GOP needs a better response to Obama’s oil tax proposal
By D.R. Tucker
In a March 1998 speech at a Republican fundraiser in New Hampshire, former Congressman and Vice Presidential candidate the late Jack Kemp declared, “It isn’t enough to be against [Democrats]…It is not enough that we tell people [the things] to which we are opposed. We have a moral, social, political responsibility to outline, particularly in the eyes of those young people, what we are for.”
Kemp passed away nearly a decade ago, but his good advice lives on — and this advice should be followed by those critical of President Obama’s proposal to levy a $10-per-barrel fee on oil, with the collected proceeds being used to modernize transportation and expand clean energy in the United States:
Think Progress reports that Obama’s proposal “would have to go through a Republican-controlled Congress hostile to the president’s energy and environmental initiatives. Sen. John Barrasso (R-WY) said ‘Congress should and will reject it,’ according to Politico transportation reporter Lauren Gardner…House Majority Whip Steve Scalise (R-LA) called the plan “Dead on Arrival.” House Speaker Paul Ryan (R-WI) said in a statement that the ‘[P]resident should be proposing policies to grow our economy instead of sacrificing it to appease progressive climate activists,’ and said it was an ‘election-year distraction’ that ‘this lame-duck president knows’ is ‘dead on arrival in Congress.’”
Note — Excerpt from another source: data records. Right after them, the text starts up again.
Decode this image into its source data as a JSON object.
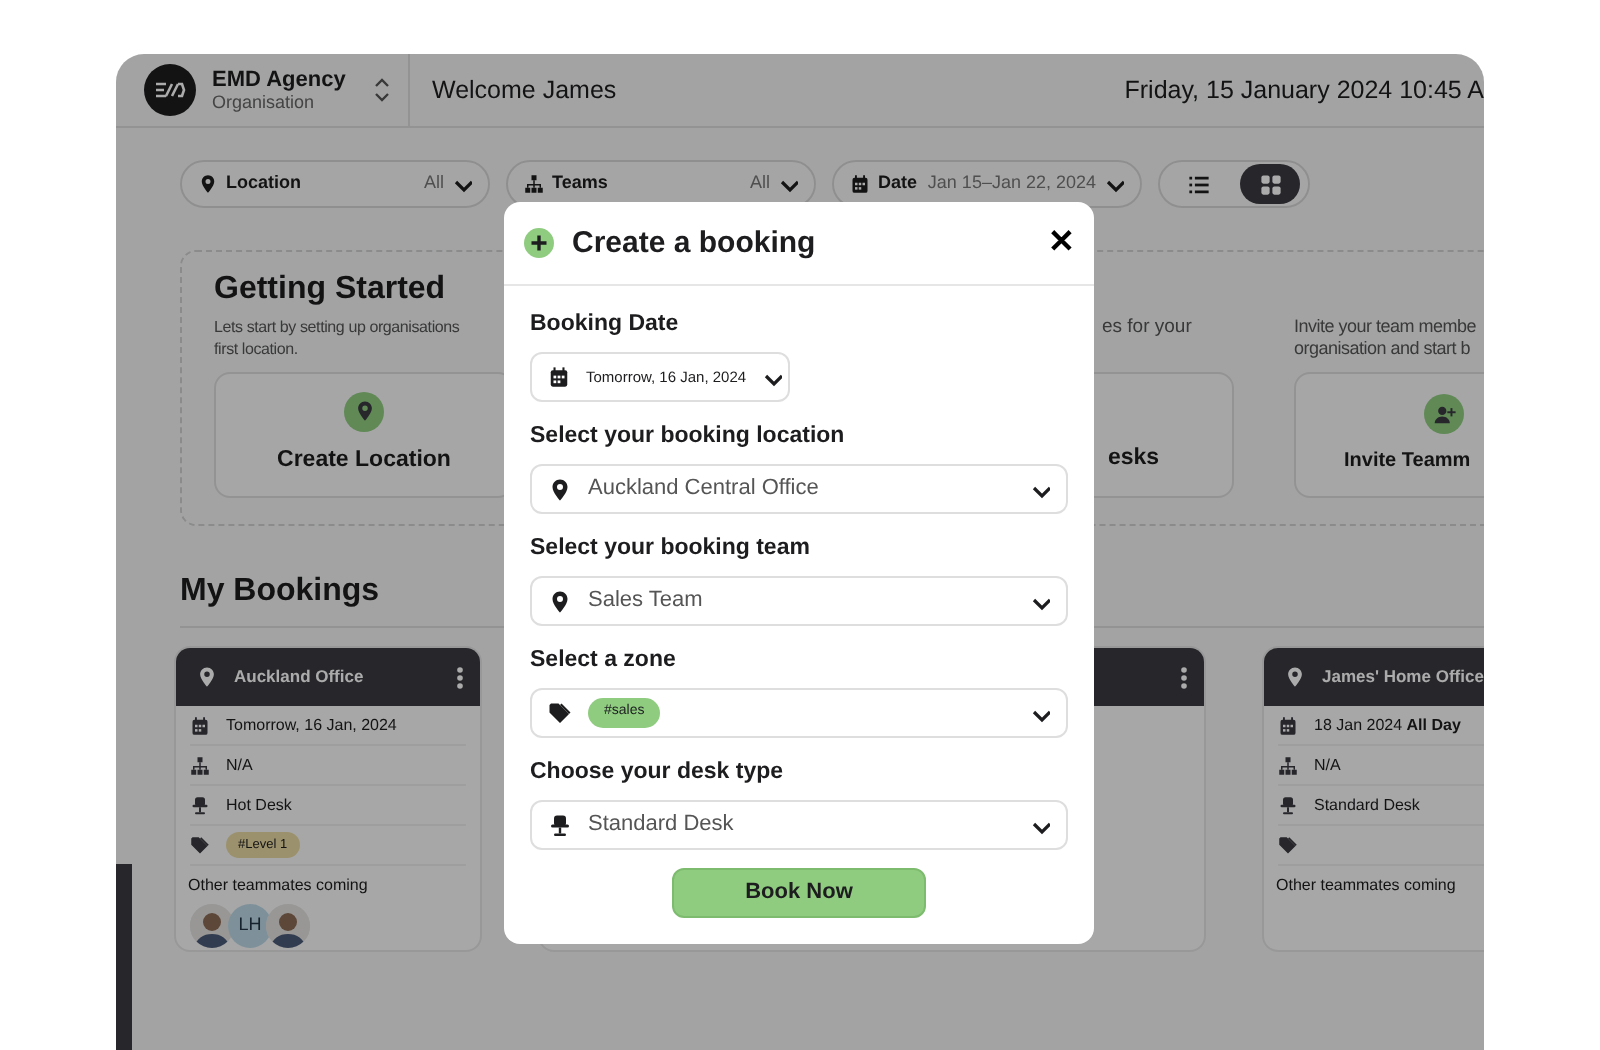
{
  "app_header": {
    "org_name": "EMD Agency",
    "org_subtitle": "Organisation",
    "welcome": "Welcome James",
    "datetime": "Friday, 15 January 2024 10:45 A"
  },
  "filters": [
    {
      "label": "Location",
      "value": "All"
    },
    {
      "label": "Teams",
      "value": "All"
    },
    {
      "label": "Date",
      "value": "Jan 15–Jan 22, 2024"
    }
  ],
  "view_toggle": [
    {
      "kind": "list",
      "selected": false
    },
    {
      "kind": "grid",
      "selected": true
    }
  ],
  "getting_started": {
    "title": "Getting Started",
    "columns": [
      {
        "description_lines": [
          "Lets start by setting up organisations",
          "first location."
        ],
        "action": "Create Location"
      },
      {
        "description_lines": [
          "es for your"
        ],
        "action": "esks"
      },
      {
        "description_lines": [
          "Invite your team membe",
          "organisation and start b"
        ],
        "action": "Invite Teamm"
      }
    ]
  },
  "my_bookings": {
    "title": "My Bookings",
    "cards": [
      {
        "title": "Auckland Office",
        "menu": true,
        "date": "Tomorrow, 16 Jan, 2024",
        "team": "N/A",
        "desk": "Hot Desk",
        "tags": [
          {
            "label": "#Level 1"
          }
        ],
        "teammates_label": "Other teammates coming",
        "teammates": [
          {
            "kind": "photo"
          },
          {
            "kind": "initials",
            "initials": "LH"
          },
          {
            "kind": "photo"
          }
        ]
      },
      {
        "menu": true
      },
      {
        "title": "James' Home Office",
        "date": "18 Jan 2024 **All Day**",
        "team": "N/A",
        "desk": "Standard Desk",
        "teammates_label": "Other teammates coming"
      }
    ]
  },
  "modal": {
    "title": "Create a booking",
    "close": "✕",
    "fields": [
      {
        "kind": "date",
        "label": "Booking Date",
        "value": "Tomorrow, 16 Jan, 2024"
      },
      {
        "kind": "select",
        "label": "Select your booking location",
        "value": "Auckland Central Office"
      },
      {
        "kind": "select",
        "label": "Select your booking team",
        "value": "Sales Team"
      },
      {
        "kind": "tags",
        "label": "Select a zone",
        "tags": [
          {
            "label": "#sales"
          }
        ]
      },
      {
        "kind": "select",
        "label": "Choose your desk type",
        "value": "Standard Desk"
      }
    ],
    "submit": "Book Now"
  }
}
Let’s parse Speaker Ryan’s statement for a moment. He states that Obama “should be proposing policies to grow our economy,” implying that this proposal would not. He suggests that Obama is attempting to “appease progressive climate activists,” ignoring the abundant polling evidence that concern for the climate is profoundly bipartisan in nature. He calls the initiative an “election-year distraction,” though it’s not clear to whom. He also proclaims it “dead on arrival in Congress.” However, that raises the question: what is Congress’s alternative proposal to address the issues of transportation and clean energy? Ryan, after all, was a protege of Jack Kemp.
Ryan might want to consult with Rep. Carlos Curbelo (R-FL) about market-based alternatives to President Obama’s vision. Curbelo — who recently formed the bipartisan Climate Solutions Caucus with fellow Rep. Ted Deutch (D-FL) — has emerged as one of the GOP’s most powerful voices on climate and energy concerns. As Newsweek’s Nina Burleigh recently reported:
“A freshman Republican from suburban Miami, Representative Carlos Curbelo, has taken a leadership role on Capitol Hill on climate change. Like [Senator Marco] Rubio, Curbelo is a young, second-generation Cuban-American. He says there’s a middle way between alarm and ignoring the problem…[Last year], Curbelo [authored] an op-ed for The Miami Herald headlined ‘Climate Change Cannot Be a Partisan Issue.’ He was the first House Republican co-sponsor of a resolution last year acknowledging that climate change is a problem that needs to be addressed. Representative Ileana Ros-Lehtinen, another Miami Republican, also signed on.”
In that op-ed, Rep. Curbelo observed, “Enacting policies that encourage the private sector to invest, not only in general infrastructure projects, but long-term visionary technologies, will lead to economic prosperity and environmental sustainability. Tax incentives for developing energy sources like solar, wind and hydropower are just one way of encouraging America’s innovators to develop advanced solutions. And this energy transition cannot exclude low-income Americans…I understand the reluctance that some of my Congressional colleagues and fellow Americans have about investing in renewable energy sources to address a problem whose impacts are not immediately noticeable. However, accelerating clean energy efforts in the present will minimize the risk of serious climate-change effects and overbearing regulations in the future.”
Curbelo is meeting the responsibility Kemp discussed eighteen years ago — the responsibility of Republicans to present alternative proposals, not merely criticize the proposals of Democrats. Let’s hope Kemp’s old ally teams up with Curbelo to make sure that the U.S. House takes needed measures to protect what Pope Francis calls our common home.
D.R. Tucker is a member of CCL’s Blog Team and a CCL volunteer in Boston.